7. What art tool/ medium could you not live without?
My graphite stick.
8. What has been your most memorable project to work on?
I have a number! I think the openness, freedom and opportunity granted by the board at Fortnum & Mason on the Your Appointment with a Dream scheme is the most memorable. At the time the role of a fashion illustrator was more of a creative director – I played an important role in re-branding a historic institution. Wim is an illustration from the first campaign catalogue, the gown by is by Wim Hemmink Couture. The designer loved the image so much he commissioned me to create three larger than life illustrations for his stand at London Fashion Week.
9. Which is your favourite piece from your collection on King & McGaw?
My personal favourite piece is Wicked, but the important and highly collectible piece is 1983. This was the cover of the first Harrods Magazine, Spring 1983. I wasn’t in London when this image hit the newsstands but now know it was THE image of the era, posters used to promote the magazine found their way onto fashionista’s walls. The original artwork is remarkably fresh and probably much bigger than expected.
10. Do you have any advice for aspiring fashion designers/ illustrators?
To both, learn to draw, draw the human figure until you drop. Take control of your vision, learn to construct garments yourself. Don’t go out into industry until you are formed and confident you are able to demonstrate your talent.
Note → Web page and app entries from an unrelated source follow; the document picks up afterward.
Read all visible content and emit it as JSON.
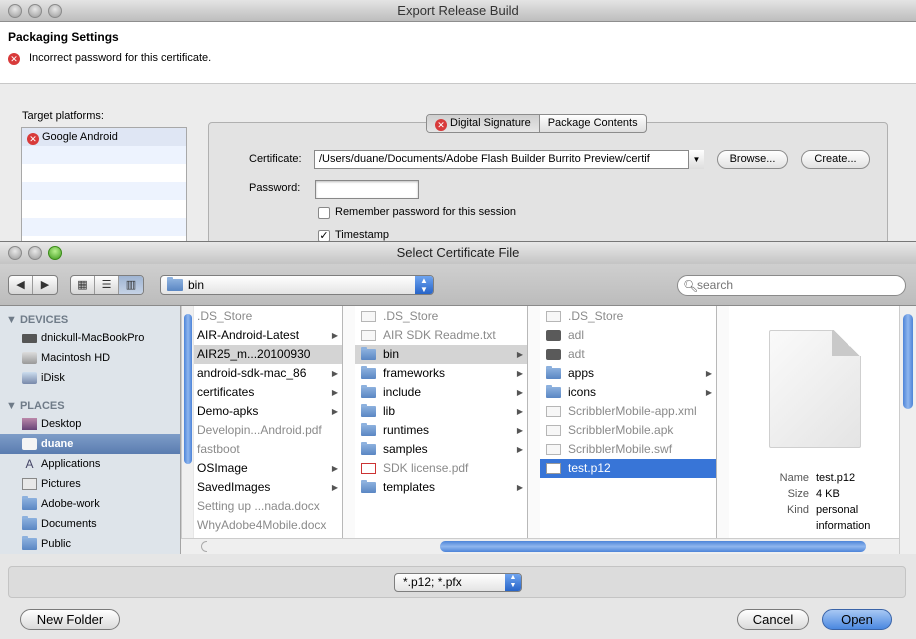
{
  "back_window": {
    "title": "Export Release Build",
    "section_title": "Packaging Settings",
    "error_message": "Incorrect password for this certificate.",
    "target_platforms_label": "Target platforms:",
    "platform": "Google Android",
    "tabs": [
      "Digital Signature",
      "Package Contents"
    ],
    "certificate_label": "Certificate:",
    "certificate_value": "/Users/duane/Documents/Adobe Flash Builder Burrito Preview/certif",
    "browse_button": "Browse...",
    "create_button": "Create...",
    "password_label": "Password:",
    "password_value": "",
    "remember_label": "Remember password for this session",
    "remember_checked": false,
    "timestamp_label": "Timestamp",
    "timestamp_checked": true
  },
  "dialog": {
    "title": "Select Certificate File",
    "path": "bin",
    "search_placeholder": "search",
    "sidebar": {
      "devices_label": "DEVICES",
      "devices": [
        "dnickull-MacBookPro",
        "Macintosh HD",
        "iDisk"
      ],
      "places_label": "PLACES",
      "places": [
        "Desktop",
        "duane",
        "Applications",
        "Pictures",
        "Adobe-work",
        "Documents",
        "Public"
      ],
      "selected": "duane"
    },
    "column1": [
      {
        "name": ".DS_Store",
        "dim": true
      },
      {
        "name": "AIR-Android-Latest",
        "dim": false
      },
      {
        "name": "AIR25_m...20100930",
        "dim": false
      },
      {
        "name": "android-sdk-mac_86",
        "dim": false
      },
      {
        "name": "certificates",
        "dim": false
      },
      {
        "name": "Demo-apks",
        "dim": false
      },
      {
        "name": "Developin...Android.pdf",
        "dim": true
      },
      {
        "name": "fastboot",
        "dim": true
      },
      {
        "name": "OSImage",
        "dim": false
      },
      {
        "name": "SavedImages",
        "dim": false
      },
      {
        "name": "Setting up ...nada.docx",
        "dim": true
      },
      {
        "name": "WhyAdobe4Mobile.docx",
        "dim": true
      }
    ],
    "column2": [
      {
        "name": ".DS_Store",
        "dim": true
      },
      {
        "name": "AIR SDK Readme.txt",
        "dim": true
      },
      {
        "name": "bin",
        "dim": false
      },
      {
        "name": "frameworks",
        "dim": false
      },
      {
        "name": "include",
        "dim": false
      },
      {
        "name": "lib",
        "dim": false
      },
      {
        "name": "runtimes",
        "dim": false
      },
      {
        "name": "samples",
        "dim": false
      },
      {
        "name": "SDK license.pdf",
        "dim": true
      },
      {
        "name": "templates",
        "dim": false
      }
    ],
    "column3": [
      {
        "name": ".DS_Store",
        "dim": true
      },
      {
        "name": "adl",
        "dim": true
      },
      {
        "name": "adt",
        "dim": true
      },
      {
        "name": "apps",
        "dim": false
      },
      {
        "name": "icons",
        "dim": false
      },
      {
        "name": "ScribblerMobile-app.xml",
        "dim": true
      },
      {
        "name": "ScribblerMobile.apk",
        "dim": true
      },
      {
        "name": "ScribblerMobile.swf",
        "dim": true
      },
      {
        "name": "test.p12",
        "dim": false
      }
    ],
    "preview": {
      "name_label": "Name",
      "name": "test.p12",
      "size_label": "Size",
      "size": "4 KB",
      "kind_label": "Kind",
      "kind_line1": "personal",
      "kind_line2": "information"
    },
    "file_filter": "*.p12; *.pfx",
    "new_folder_button": "New Folder",
    "cancel_button": "Cancel",
    "open_button": "Open"
  }
}
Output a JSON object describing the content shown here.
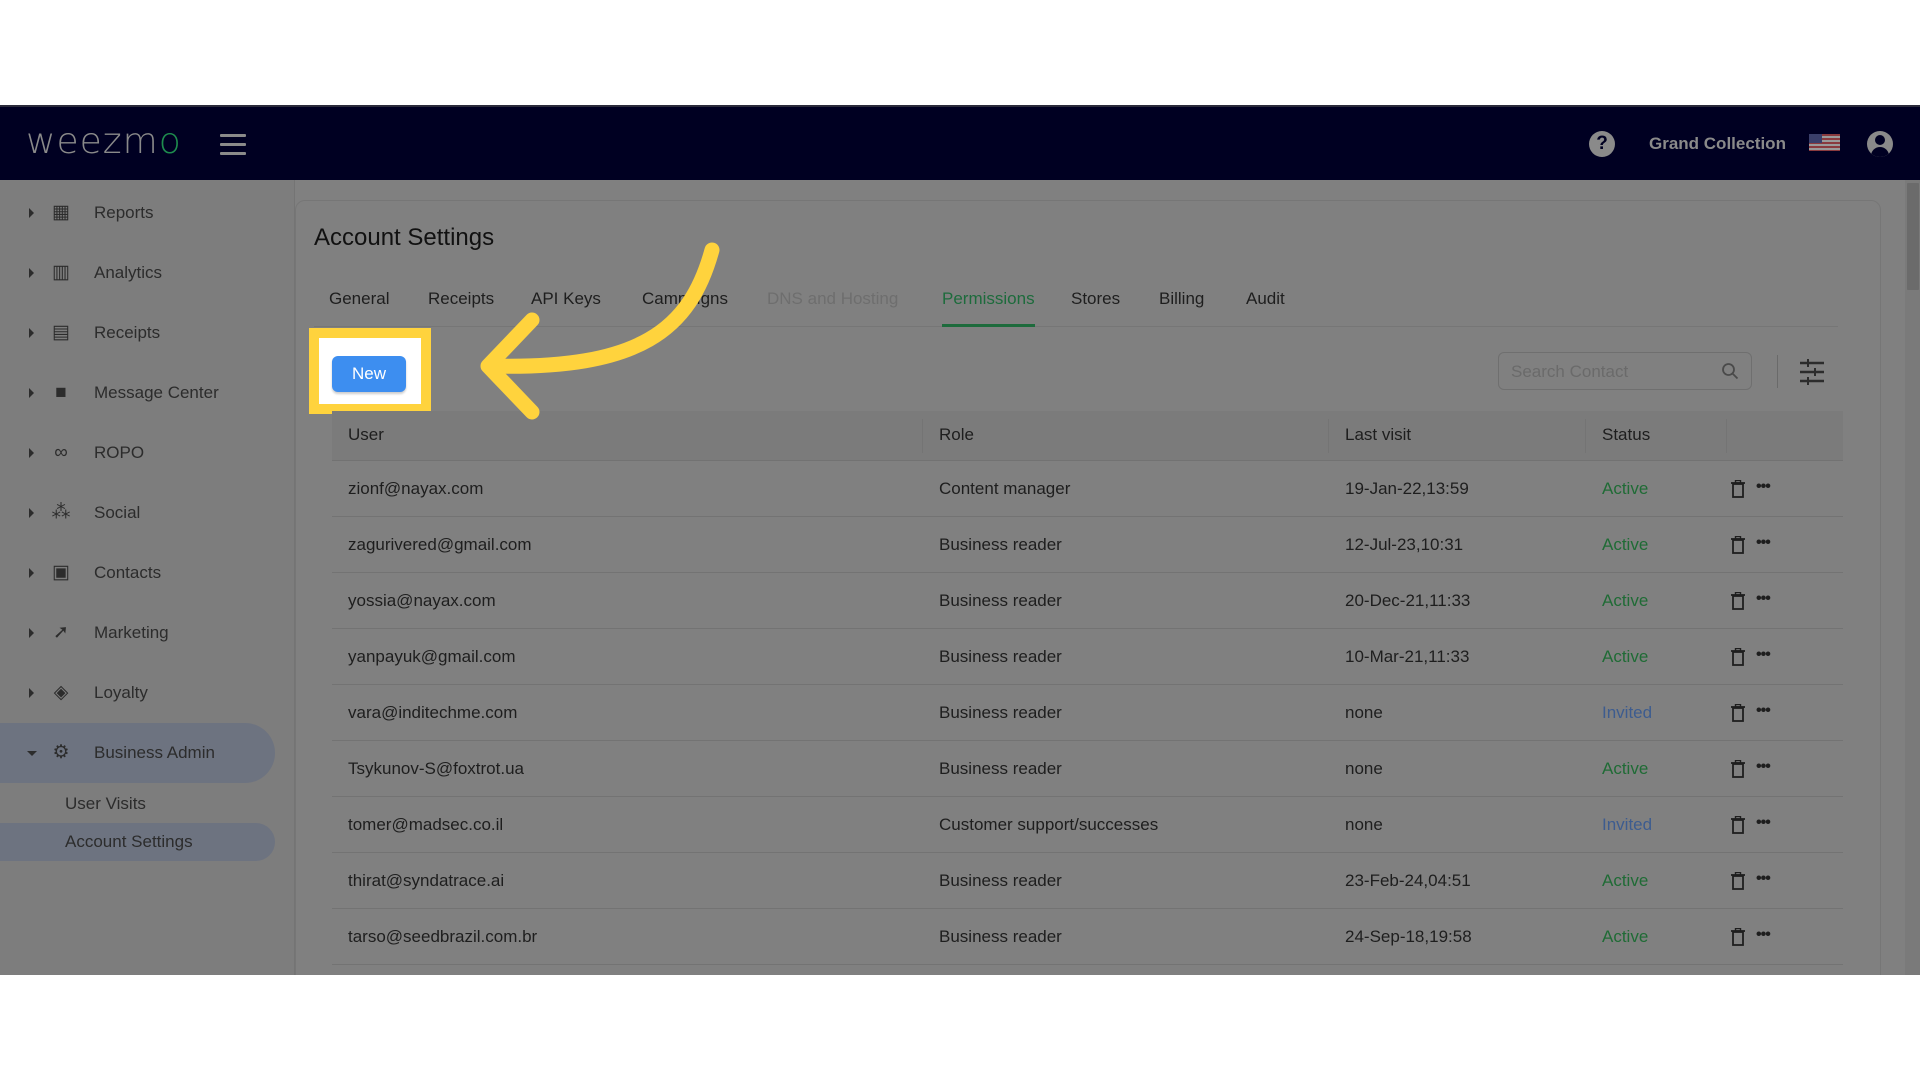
{
  "header": {
    "logo": "weezm",
    "logo_accent": "o",
    "account_name": "Grand Collection",
    "icons": [
      "menu-icon",
      "help-icon",
      "us-flag-icon",
      "user-account-icon"
    ]
  },
  "sidebar": {
    "items": [
      {
        "label": "Reports",
        "icon": "dashboard-icon",
        "glyph": "▦"
      },
      {
        "label": "Analytics",
        "icon": "bar-chart-icon",
        "glyph": "▥"
      },
      {
        "label": "Receipts",
        "icon": "receipt-icon",
        "glyph": "▤"
      },
      {
        "label": "Message Center",
        "icon": "chat-bubble-icon",
        "glyph": "■"
      },
      {
        "label": "ROPO",
        "icon": "infinity-icon",
        "glyph": "∞"
      },
      {
        "label": "Social",
        "icon": "people-group-icon",
        "glyph": "⁂"
      },
      {
        "label": "Contacts",
        "icon": "contact-card-icon",
        "glyph": "▣"
      },
      {
        "label": "Marketing",
        "icon": "party-popper-icon",
        "glyph": "➚"
      },
      {
        "label": "Loyalty",
        "icon": "tag-heart-icon",
        "glyph": "◈"
      },
      {
        "label": "Business Admin",
        "icon": "gear-icon",
        "glyph": "⚙"
      }
    ],
    "sub_items": [
      {
        "label": "User Visits"
      },
      {
        "label": "Account Settings"
      }
    ]
  },
  "page": {
    "title": "Account Settings",
    "tabs": [
      {
        "label": "General",
        "state": "normal"
      },
      {
        "label": "Receipts",
        "state": "normal"
      },
      {
        "label": "API Keys",
        "state": "normal"
      },
      {
        "label": "Campaigns",
        "state": "normal"
      },
      {
        "label": "DNS and Hosting",
        "state": "disabled"
      },
      {
        "label": "Permissions",
        "state": "active"
      },
      {
        "label": "Stores",
        "state": "normal"
      },
      {
        "label": "Billing",
        "state": "normal"
      },
      {
        "label": "Audit",
        "state": "normal"
      }
    ],
    "new_button": "New",
    "search": {
      "placeholder": "Search Contact",
      "value": ""
    }
  },
  "table": {
    "columns": [
      "User",
      "Role",
      "Last visit",
      "Status"
    ],
    "rows": [
      {
        "user": "zionf@nayax.com",
        "role": "Content manager",
        "last_visit": "19-Jan-22,13:59",
        "status": "Active"
      },
      {
        "user": "zagurivered@gmail.com",
        "role": "Business reader",
        "last_visit": "12-Jul-23,10:31",
        "status": "Active"
      },
      {
        "user": "yossia@nayax.com",
        "role": "Business reader",
        "last_visit": "20-Dec-21,11:33",
        "status": "Active"
      },
      {
        "user": "yanpayuk@gmail.com",
        "role": "Business reader",
        "last_visit": "10-Mar-21,11:33",
        "status": "Active"
      },
      {
        "user": "vara@inditechme.com",
        "role": "Business reader",
        "last_visit": "none",
        "status": "Invited"
      },
      {
        "user": "Tsykunov-S@foxtrot.ua",
        "role": "Business reader",
        "last_visit": "none",
        "status": "Active"
      },
      {
        "user": "tomer@madsec.co.il",
        "role": "Customer support/successes",
        "last_visit": "none",
        "status": "Invited"
      },
      {
        "user": "thirat@syndatrace.ai",
        "role": "Business reader",
        "last_visit": "23-Feb-24,04:51",
        "status": "Active"
      },
      {
        "user": "tarso@seedbrazil.com.br",
        "role": "Business reader",
        "last_visit": "24-Sep-18,19:58",
        "status": "Active"
      }
    ]
  },
  "colors": {
    "header_bg": "#000022",
    "primary_button": "#3d8ef0",
    "active_tab": "#1d6b3c",
    "status_active": "#1f6b35",
    "status_invited": "#3d5c8f",
    "annotation_highlight": "#ffd33d"
  }
}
My students will likely remember me for instructing “drink coffee, eat chocolate before you come to class and NEVER make excuses while opening your portfolio.”